Most Republicans worth their salt will quickly tell you that King was a registered Republican.  They’ll likely (and correctly) also point out that a majority of Republicans supported the Civil Rights Act while a majority of Democrats did not.  However, Dr. King was not so easily defined.  His fight was one of social justice, and in many ways anathema to the conservative ideology of the Right.  Not that conservatives are against social equality, they just aren’t too excited about implementing Socialism in order to get it.  Dr. King’s views and statements are mixed and often didn’t neatly fit inside a political ideology, as partisans would like.

Regardless, Dr. King’s efforts appeared to turn the page in history.  But, did they really?  The scourge of slavery was a physical one, and often started with their own people selling them out.  Powerful interests capitalized on the trade in order to achieve their own purposes.  This physical oppression continued with the Jim Crow era that Dr. King was so desperate to overturn.  His success, however, seems to only have resulted in trading the physical oppression for the political kind.

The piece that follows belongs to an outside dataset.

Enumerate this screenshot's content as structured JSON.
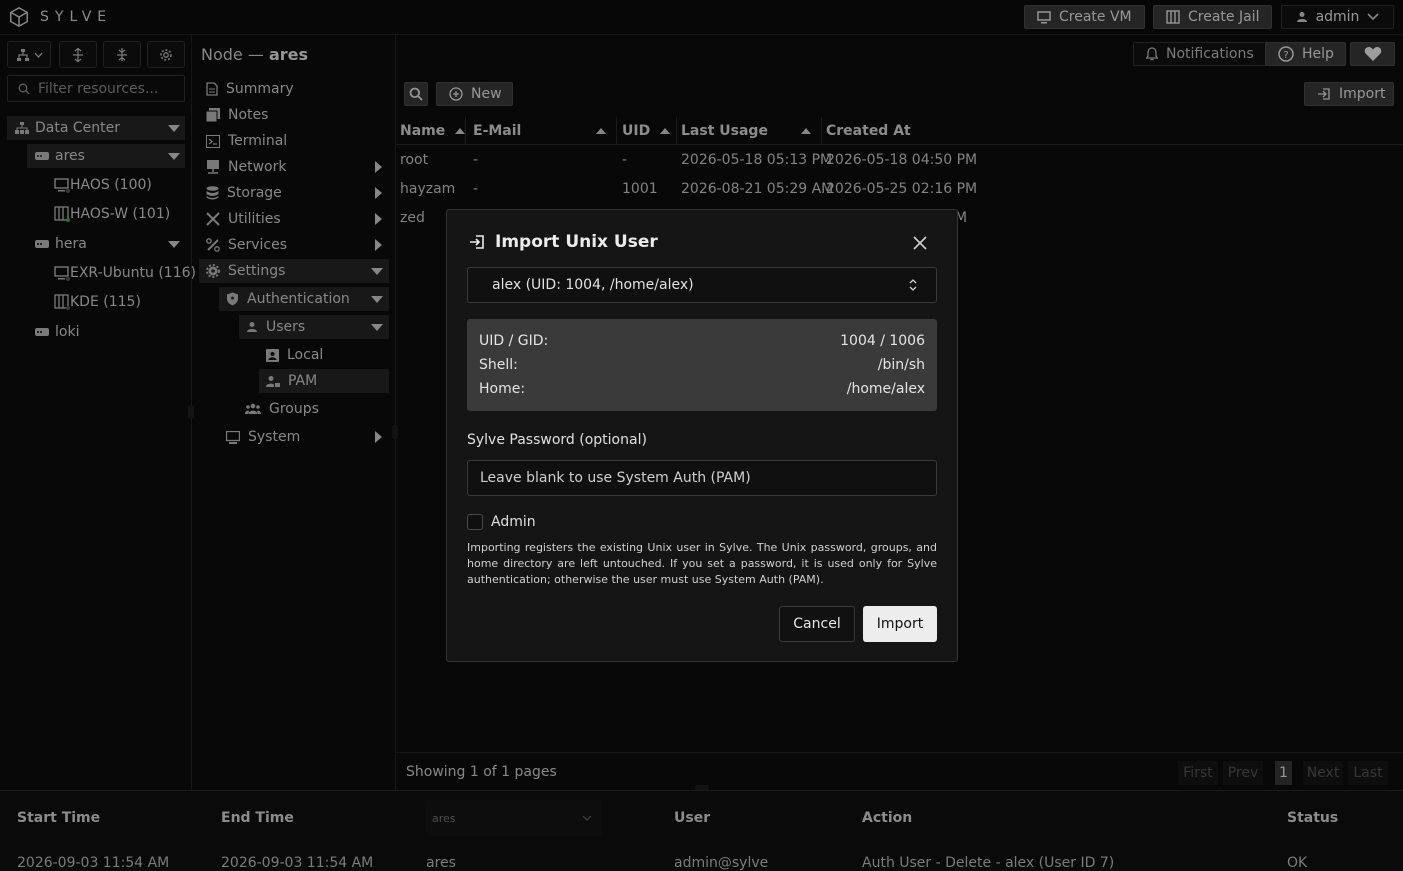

With leaders like Al Sharpton and Jesse Jackson selling them out to the liberal interests of the left, much of black America remains enslaved to a failed ideology that usually opposes their own personal beliefs.

This week, we will inaugurate a President with, seemingly, the least prior political experience of any in history.  Donald Trump’s election marks the first time in a long time that the people have stood up against all of the political establishment, thumbed their noses at them, and elected an outsider.  While the Republican establishment has clamored to his side (“we were with you the whole time!”), he does not fit so easily into a political ideology.  Even though conservatives (like me) vigorously supported his campaign, there are those who would point out areas where he’s not truly conservative.  Like Dr. King, his fight has not come from ideology, but rather a response to oppression.  In this case, The People feeling railroaded by their own unresponsive government.

It’s a turning of the page of history.  Let us pray that we do not merely trade one oppression for another.